:: What this task involves ::
From the listing below, pull out all lines with "number" in them.
+-------+
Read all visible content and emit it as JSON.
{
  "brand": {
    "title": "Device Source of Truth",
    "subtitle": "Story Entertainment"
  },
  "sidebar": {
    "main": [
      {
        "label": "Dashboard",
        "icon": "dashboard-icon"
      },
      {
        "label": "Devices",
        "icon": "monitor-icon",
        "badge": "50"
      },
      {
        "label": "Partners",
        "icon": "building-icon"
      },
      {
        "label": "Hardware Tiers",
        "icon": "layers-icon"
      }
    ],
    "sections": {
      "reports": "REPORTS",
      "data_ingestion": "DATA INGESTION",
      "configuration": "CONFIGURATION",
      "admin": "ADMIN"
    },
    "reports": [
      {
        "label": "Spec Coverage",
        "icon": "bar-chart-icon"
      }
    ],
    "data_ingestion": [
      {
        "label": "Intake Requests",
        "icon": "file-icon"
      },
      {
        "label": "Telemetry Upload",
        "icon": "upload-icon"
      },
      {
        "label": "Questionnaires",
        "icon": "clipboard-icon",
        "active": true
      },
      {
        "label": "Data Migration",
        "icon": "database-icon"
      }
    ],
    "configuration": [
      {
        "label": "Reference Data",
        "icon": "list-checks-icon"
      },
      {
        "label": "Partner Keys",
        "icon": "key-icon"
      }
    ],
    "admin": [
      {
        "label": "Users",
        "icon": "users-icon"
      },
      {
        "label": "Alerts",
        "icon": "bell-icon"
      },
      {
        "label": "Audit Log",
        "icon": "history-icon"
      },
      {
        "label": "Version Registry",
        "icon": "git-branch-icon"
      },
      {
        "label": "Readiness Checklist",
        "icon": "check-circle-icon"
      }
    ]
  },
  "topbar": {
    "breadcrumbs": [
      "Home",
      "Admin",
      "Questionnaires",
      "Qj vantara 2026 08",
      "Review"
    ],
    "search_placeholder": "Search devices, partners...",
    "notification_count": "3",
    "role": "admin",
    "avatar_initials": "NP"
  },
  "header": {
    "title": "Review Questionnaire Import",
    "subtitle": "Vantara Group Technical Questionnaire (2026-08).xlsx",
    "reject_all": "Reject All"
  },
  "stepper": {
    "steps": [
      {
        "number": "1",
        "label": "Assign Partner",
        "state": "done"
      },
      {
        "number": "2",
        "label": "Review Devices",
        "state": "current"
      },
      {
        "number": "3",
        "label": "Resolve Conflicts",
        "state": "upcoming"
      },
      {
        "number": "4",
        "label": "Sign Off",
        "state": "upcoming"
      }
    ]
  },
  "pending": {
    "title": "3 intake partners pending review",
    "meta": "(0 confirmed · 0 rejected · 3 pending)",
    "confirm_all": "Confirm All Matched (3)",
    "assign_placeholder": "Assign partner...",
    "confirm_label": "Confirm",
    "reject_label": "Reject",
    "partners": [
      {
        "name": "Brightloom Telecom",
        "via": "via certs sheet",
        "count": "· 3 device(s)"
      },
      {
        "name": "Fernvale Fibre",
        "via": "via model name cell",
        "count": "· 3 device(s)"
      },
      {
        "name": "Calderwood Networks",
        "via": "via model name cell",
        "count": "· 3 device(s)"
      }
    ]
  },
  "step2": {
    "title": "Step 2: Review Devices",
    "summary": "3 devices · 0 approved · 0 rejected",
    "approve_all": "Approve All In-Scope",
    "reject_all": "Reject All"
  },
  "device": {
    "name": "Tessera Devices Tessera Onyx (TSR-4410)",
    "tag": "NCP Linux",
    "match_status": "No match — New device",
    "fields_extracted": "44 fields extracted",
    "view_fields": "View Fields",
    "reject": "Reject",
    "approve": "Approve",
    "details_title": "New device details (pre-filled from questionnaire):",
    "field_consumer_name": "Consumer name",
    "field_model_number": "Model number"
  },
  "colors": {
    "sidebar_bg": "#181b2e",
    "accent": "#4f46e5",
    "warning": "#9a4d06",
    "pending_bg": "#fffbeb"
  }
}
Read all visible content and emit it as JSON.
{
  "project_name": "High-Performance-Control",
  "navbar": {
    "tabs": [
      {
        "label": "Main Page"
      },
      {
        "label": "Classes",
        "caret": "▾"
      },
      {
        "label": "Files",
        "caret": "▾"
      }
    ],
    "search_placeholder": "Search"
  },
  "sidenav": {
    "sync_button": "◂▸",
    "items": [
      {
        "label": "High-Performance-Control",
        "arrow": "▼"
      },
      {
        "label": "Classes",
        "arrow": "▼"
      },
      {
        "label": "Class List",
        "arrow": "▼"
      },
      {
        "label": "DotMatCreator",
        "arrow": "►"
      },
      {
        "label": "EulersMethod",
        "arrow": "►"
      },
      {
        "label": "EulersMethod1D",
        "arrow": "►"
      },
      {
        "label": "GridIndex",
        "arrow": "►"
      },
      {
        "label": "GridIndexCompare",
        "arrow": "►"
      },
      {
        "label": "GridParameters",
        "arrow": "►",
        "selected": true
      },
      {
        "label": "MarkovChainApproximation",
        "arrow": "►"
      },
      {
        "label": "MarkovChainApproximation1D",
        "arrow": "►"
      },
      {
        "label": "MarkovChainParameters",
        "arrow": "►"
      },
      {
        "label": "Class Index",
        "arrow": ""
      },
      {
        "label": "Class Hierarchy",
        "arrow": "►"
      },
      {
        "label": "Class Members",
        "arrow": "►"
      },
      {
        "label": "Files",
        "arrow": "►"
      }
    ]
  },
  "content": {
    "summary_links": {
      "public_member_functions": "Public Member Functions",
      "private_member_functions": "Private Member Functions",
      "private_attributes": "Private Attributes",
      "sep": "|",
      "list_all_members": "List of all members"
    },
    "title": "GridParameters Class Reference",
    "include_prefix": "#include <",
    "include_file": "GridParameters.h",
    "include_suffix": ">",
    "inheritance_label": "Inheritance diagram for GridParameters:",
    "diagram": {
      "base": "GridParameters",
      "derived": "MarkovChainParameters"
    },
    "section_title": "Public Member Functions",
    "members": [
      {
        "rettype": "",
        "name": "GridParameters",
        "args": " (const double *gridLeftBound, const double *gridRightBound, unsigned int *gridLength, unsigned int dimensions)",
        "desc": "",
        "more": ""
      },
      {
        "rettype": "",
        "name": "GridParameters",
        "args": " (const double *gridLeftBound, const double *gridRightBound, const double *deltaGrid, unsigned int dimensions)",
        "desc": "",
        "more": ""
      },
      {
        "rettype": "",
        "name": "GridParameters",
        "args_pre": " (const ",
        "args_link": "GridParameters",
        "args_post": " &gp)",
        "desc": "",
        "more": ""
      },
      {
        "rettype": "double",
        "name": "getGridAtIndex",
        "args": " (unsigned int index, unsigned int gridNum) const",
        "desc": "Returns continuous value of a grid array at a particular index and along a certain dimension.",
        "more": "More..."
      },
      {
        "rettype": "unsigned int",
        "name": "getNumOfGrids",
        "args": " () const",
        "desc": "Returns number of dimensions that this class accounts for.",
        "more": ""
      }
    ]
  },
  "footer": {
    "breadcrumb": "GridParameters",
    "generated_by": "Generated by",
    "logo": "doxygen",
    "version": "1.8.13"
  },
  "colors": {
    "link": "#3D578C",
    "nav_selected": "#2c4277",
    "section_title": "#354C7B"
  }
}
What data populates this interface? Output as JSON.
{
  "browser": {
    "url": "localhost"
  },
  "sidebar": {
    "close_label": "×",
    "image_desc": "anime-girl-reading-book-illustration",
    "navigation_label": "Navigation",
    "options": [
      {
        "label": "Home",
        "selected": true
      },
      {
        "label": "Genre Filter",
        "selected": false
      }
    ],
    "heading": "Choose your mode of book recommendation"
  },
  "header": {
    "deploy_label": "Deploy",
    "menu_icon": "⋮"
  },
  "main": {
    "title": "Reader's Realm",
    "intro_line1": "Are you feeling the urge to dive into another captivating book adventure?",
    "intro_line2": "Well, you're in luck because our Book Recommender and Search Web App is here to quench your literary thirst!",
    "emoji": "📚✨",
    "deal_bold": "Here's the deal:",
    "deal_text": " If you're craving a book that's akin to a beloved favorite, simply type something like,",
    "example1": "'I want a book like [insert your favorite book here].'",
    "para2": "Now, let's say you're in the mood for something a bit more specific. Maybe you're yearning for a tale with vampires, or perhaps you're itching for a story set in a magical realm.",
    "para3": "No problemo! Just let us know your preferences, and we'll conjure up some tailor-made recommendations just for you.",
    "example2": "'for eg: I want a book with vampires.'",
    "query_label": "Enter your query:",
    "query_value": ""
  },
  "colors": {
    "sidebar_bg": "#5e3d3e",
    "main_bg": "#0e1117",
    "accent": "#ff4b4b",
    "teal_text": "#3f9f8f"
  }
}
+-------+
:: Exercise output ::
        "number": "1",
        "number": "2",
        "number": "3",
        "number": "4",
    "field_model_number": "Model number"
        "desc": "Returns number of dimensions that this class accounts for.",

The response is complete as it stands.